How do poems grow? They grow out of your life.
I don't expect you'll hear me writing any poems to the greater glory of Ronald and Nancy Reagan.
The urge to write poetry is like having an itch. When the itch becomes annoying enough, you scratch it.
For what is a poem but a hazardous attempt at self-understanding: it is the deepest part of autobiography.
I've been to a lot of places and done a lot of things, but writing was always first. It's a kind of pain I can't do without.
Poets, we know, are terribly sensitive people, and in my observation one of the things they are most sensitive about is money.
The poem is a little myth of man's capacity of making life meaningful. And in the end, the poem is not a thing we see-it is, rather, a light by which we may see-and what we see is life.

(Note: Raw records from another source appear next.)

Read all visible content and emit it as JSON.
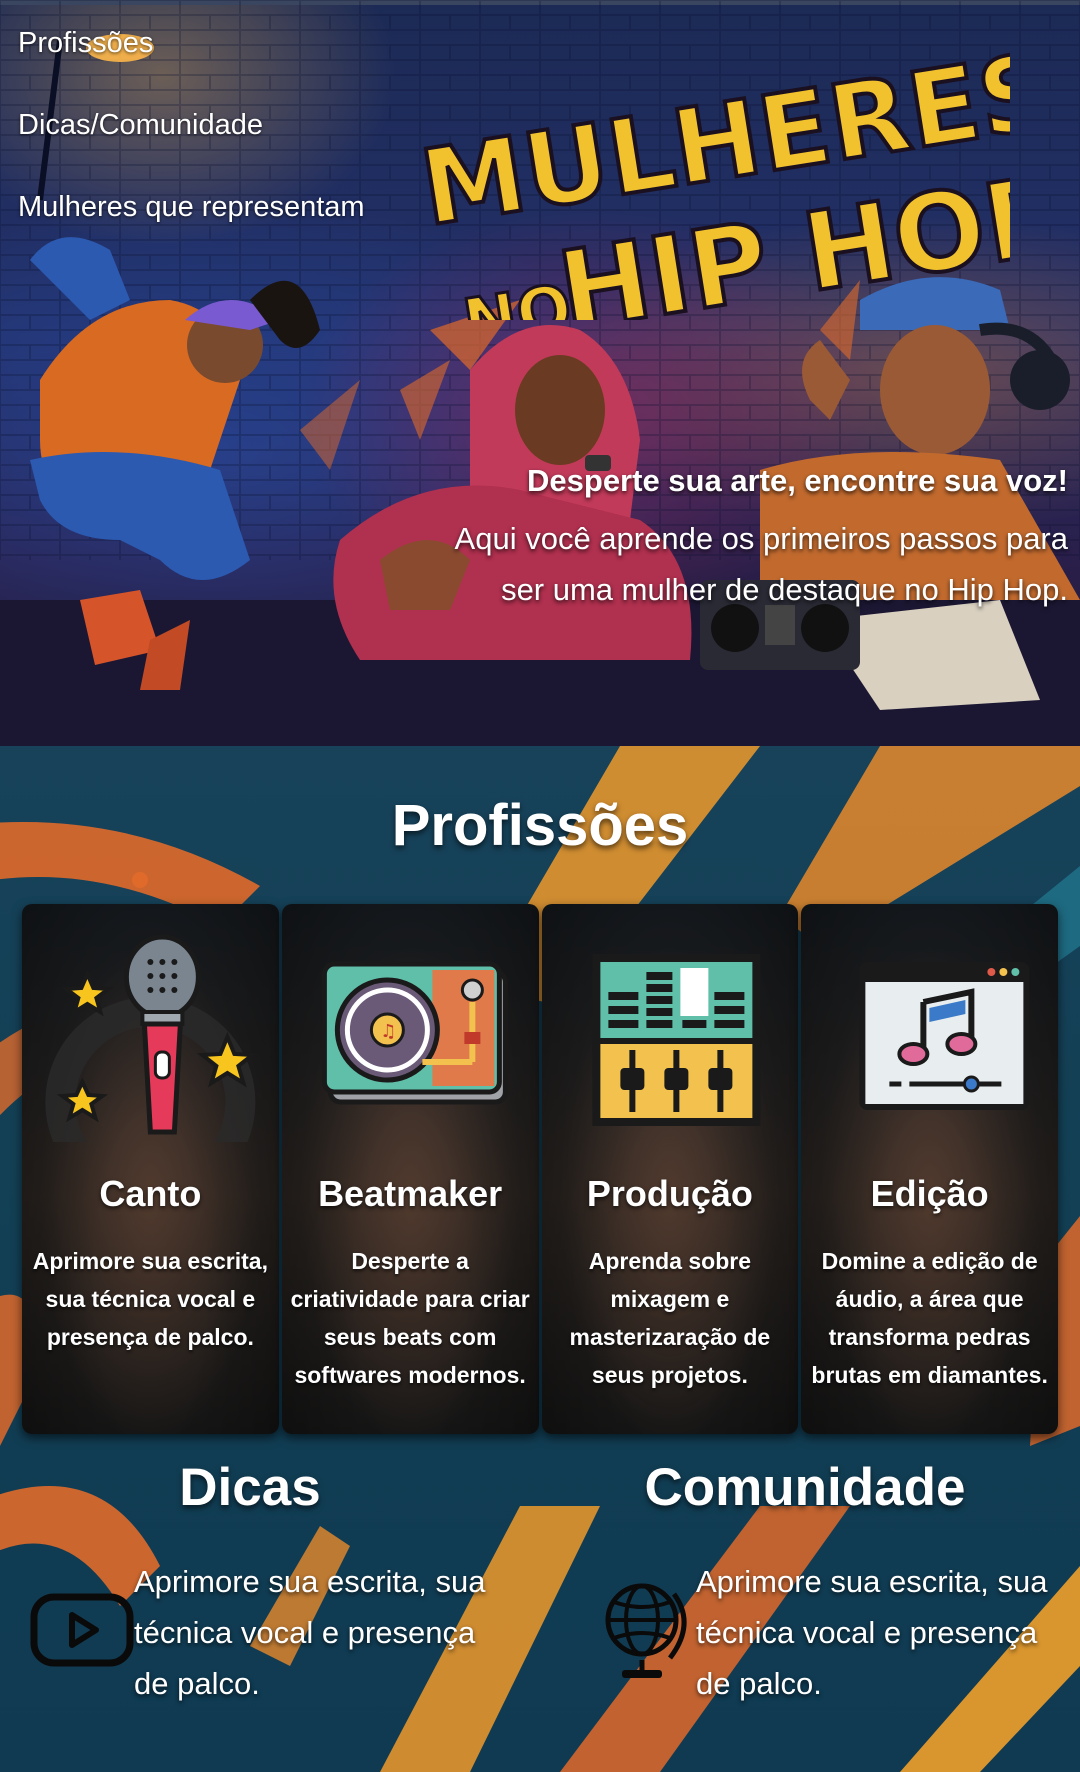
{
  "nav": {
    "items": [
      {
        "label": "Profissões"
      },
      {
        "label": "Dicas/Comunidade"
      },
      {
        "label": "Mulheres que representam"
      }
    ]
  },
  "hero": {
    "logo_line1": "MULHERES",
    "logo_line2_small": "NO",
    "logo_line2_big": "HIP HOP",
    "tagline_lead": "Desperte sua arte, encontre sua voz!",
    "tagline_sub": "Aqui você aprende os primeiros passos para ser uma mulher de destaque no Hip Hop."
  },
  "profissoes": {
    "title": "Profissões",
    "cards": [
      {
        "title": "Canto",
        "description": "Aprimore sua escrita, sua técnica vocal e presença de palco.",
        "icon": "microphone-icon"
      },
      {
        "title": "Beatmaker",
        "description": "Desperte a criatividade para criar seus beats com softwares modernos.",
        "icon": "turntable-icon"
      },
      {
        "title": "Produção",
        "description": "Aprenda sobre mixagem e masterizaração de seus projetos.",
        "icon": "mixer-icon"
      },
      {
        "title": "Edição",
        "description": "Domine a edição de áudio, a área que transforma pedras brutas em diamantes.",
        "icon": "music-editor-icon"
      }
    ]
  },
  "dicas": {
    "title": "Dicas",
    "text": "Aprimore sua escrita, sua técnica vocal e presença de palco.",
    "icon": "youtube-play-icon"
  },
  "comunidade": {
    "title": "Comunidade",
    "text": "Aprimore sua escrita, sua técnica vocal e presença de palco.",
    "icon": "globe-icon"
  },
  "colors": {
    "logo_yellow": "#f2c12e",
    "paint_orange": "#e06a2a",
    "paint_teal": "#17425a"
  }
}
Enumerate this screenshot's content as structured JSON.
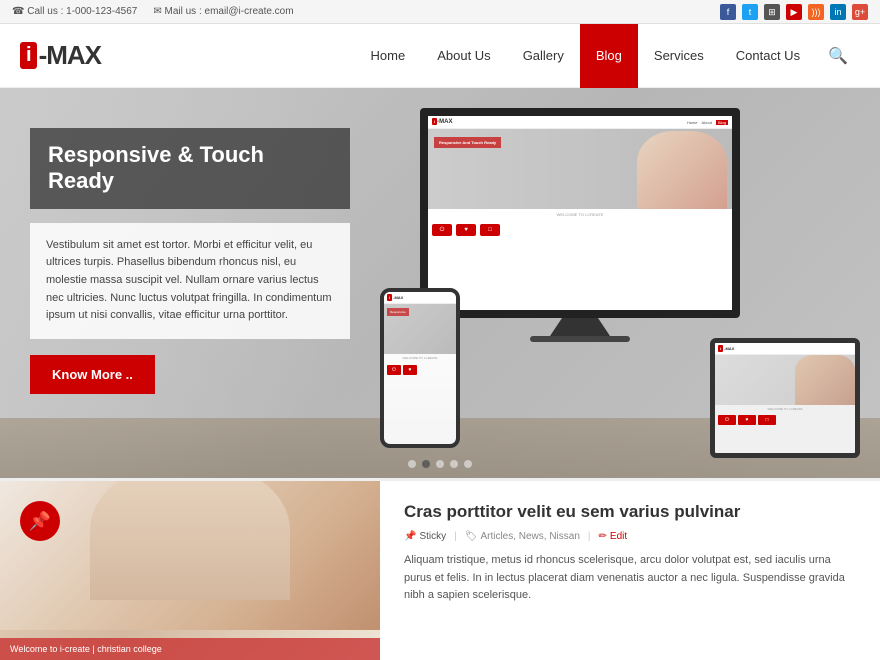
{
  "topbar": {
    "phone": "Call us : 1-000-123-4567",
    "email": "Mail us : email@i-create.com",
    "phone_icon": "☎",
    "email_icon": "✉"
  },
  "header": {
    "logo_i": "i",
    "logo_text": "-MAX",
    "nav": {
      "items": [
        {
          "label": "Home",
          "active": false
        },
        {
          "label": "About Us",
          "active": false
        },
        {
          "label": "Gallery",
          "active": false
        },
        {
          "label": "Blog",
          "active": true
        },
        {
          "label": "Services",
          "active": false
        },
        {
          "label": "Contact Us",
          "active": false
        }
      ]
    }
  },
  "hero": {
    "title": "Responsive & Touch Ready",
    "body_text": "Vestibulum sit amet est tortor. Morbi et efficitur velit, eu ultrices turpis. Phasellus bibendum rhoncus nisl, eu molestie massa suscipit vel. Nullam ornare varius lectus nec ultricies. Nunc luctus volutpat fringilla. In condimentum ipsum ut nisi convallis, vitae efficitur urna porttitor.",
    "cta_label": "Know More ..",
    "screen_title": "Responsive And Touch Ready",
    "screen_welcome": "WELCOME TO I-CREATE",
    "dots": [
      "●",
      "●",
      "●",
      "●",
      "●"
    ]
  },
  "blog": {
    "image_text": "Welcome to i-create | christian college",
    "title": "Cras porttitor velit eu sem varius pulvinar",
    "meta": {
      "sticky": "Sticky",
      "tags": "Articles, News, Nissan",
      "edit": "Edit",
      "pin_icon": "📌",
      "tag_icon": "🏷",
      "edit_icon": "✏"
    },
    "excerpt": "Aliquam tristique, metus id rhoncus scelerisque, arcu dolor volutpat est, sed iaculis urna purus et felis. In in lectus placerat diam venenatis auctor a nec ligula. Suspendisse gravida nibh a sapien scelerisque."
  },
  "social": {
    "icons": [
      "f",
      "t",
      "y",
      "r",
      "l",
      "g+",
      "@"
    ]
  }
}
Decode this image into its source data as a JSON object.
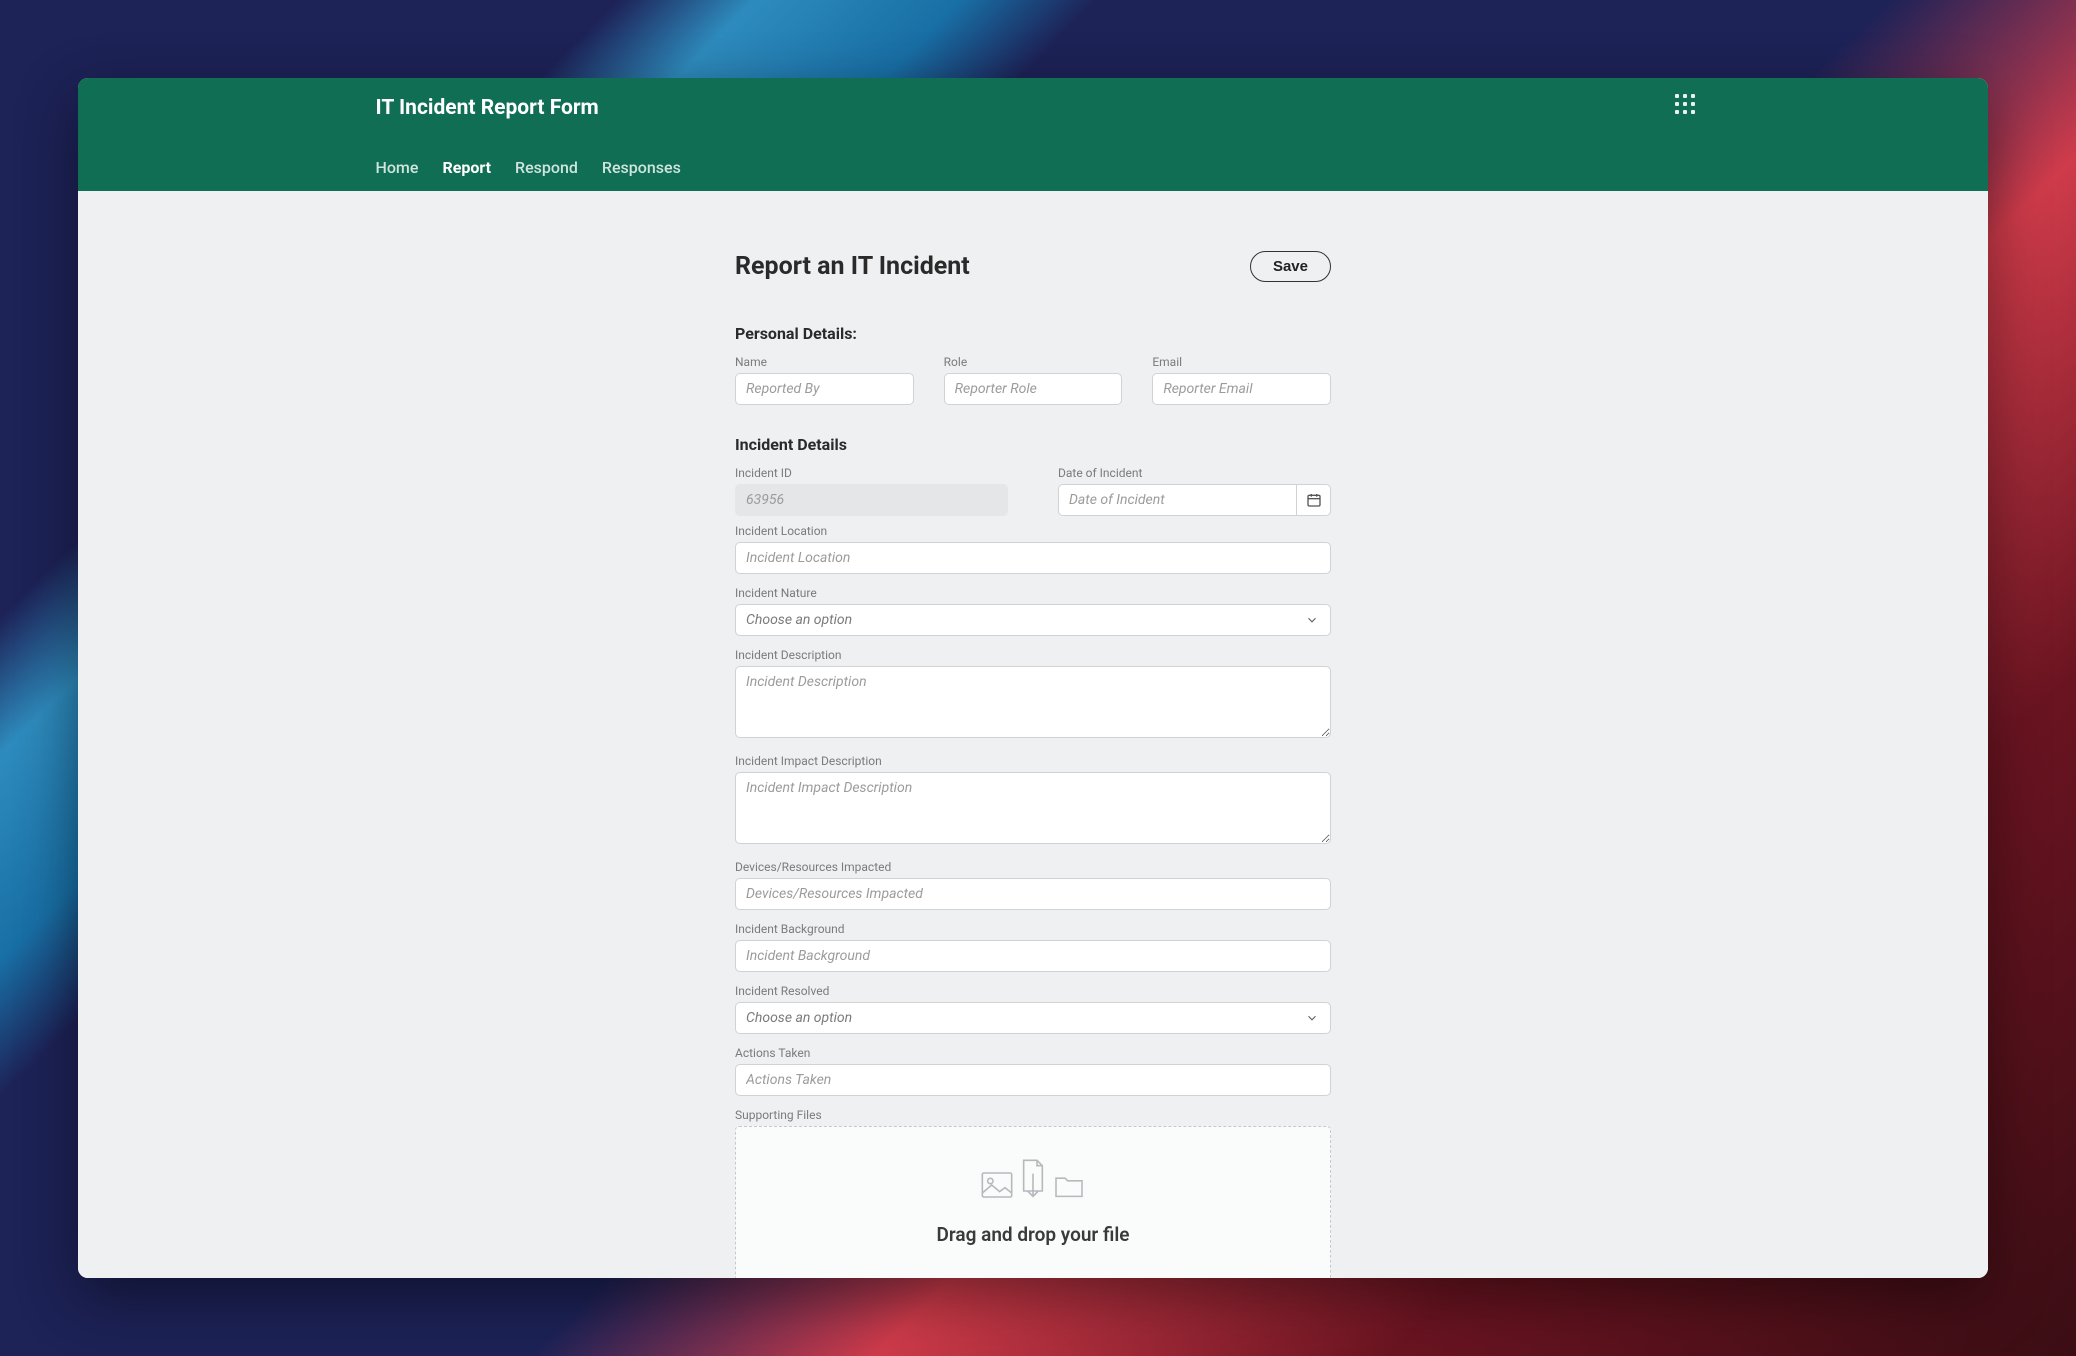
{
  "header": {
    "title": "IT Incident Report Form",
    "nav": {
      "home": "Home",
      "report": "Report",
      "respond": "Respond",
      "responses": "Responses"
    }
  },
  "page": {
    "title": "Report an IT Incident",
    "save_label": "Save"
  },
  "sections": {
    "personal": "Personal Details:",
    "incident": "Incident Details"
  },
  "fields": {
    "name": {
      "label": "Name",
      "placeholder": "Reported By"
    },
    "role": {
      "label": "Role",
      "placeholder": "Reporter Role"
    },
    "email": {
      "label": "Email",
      "placeholder": "Reporter Email"
    },
    "incident_id": {
      "label": "Incident ID",
      "value": "63956"
    },
    "date_of_incident": {
      "label": "Date of Incident",
      "placeholder": "Date of Incident"
    },
    "location": {
      "label": "Incident Location",
      "placeholder": "Incident Location"
    },
    "nature": {
      "label": "Incident Nature",
      "placeholder": "Choose an option"
    },
    "description": {
      "label": "Incident Description",
      "placeholder": "Incident Description"
    },
    "impact": {
      "label": "Incident Impact Description",
      "placeholder": "Incident Impact Description"
    },
    "devices": {
      "label": "Devices/Resources Impacted",
      "placeholder": "Devices/Resources Impacted"
    },
    "background": {
      "label": "Incident Background",
      "placeholder": "Incident Background"
    },
    "resolved": {
      "label": "Incident Resolved",
      "placeholder": "Choose an option"
    },
    "actions": {
      "label": "Actions Taken",
      "placeholder": "Actions Taken"
    },
    "files": {
      "label": "Supporting Files",
      "drop_text": "Drag and drop your file"
    }
  }
}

The end of man is knowledge but there's one thing he can't know. He can't know whether knowledge will save him or kill him. He will be killed, all right, but he can't know whether he is killed because of the knowledge which he has got or because of the knowledge which he hasn't got and which if he had it would save him.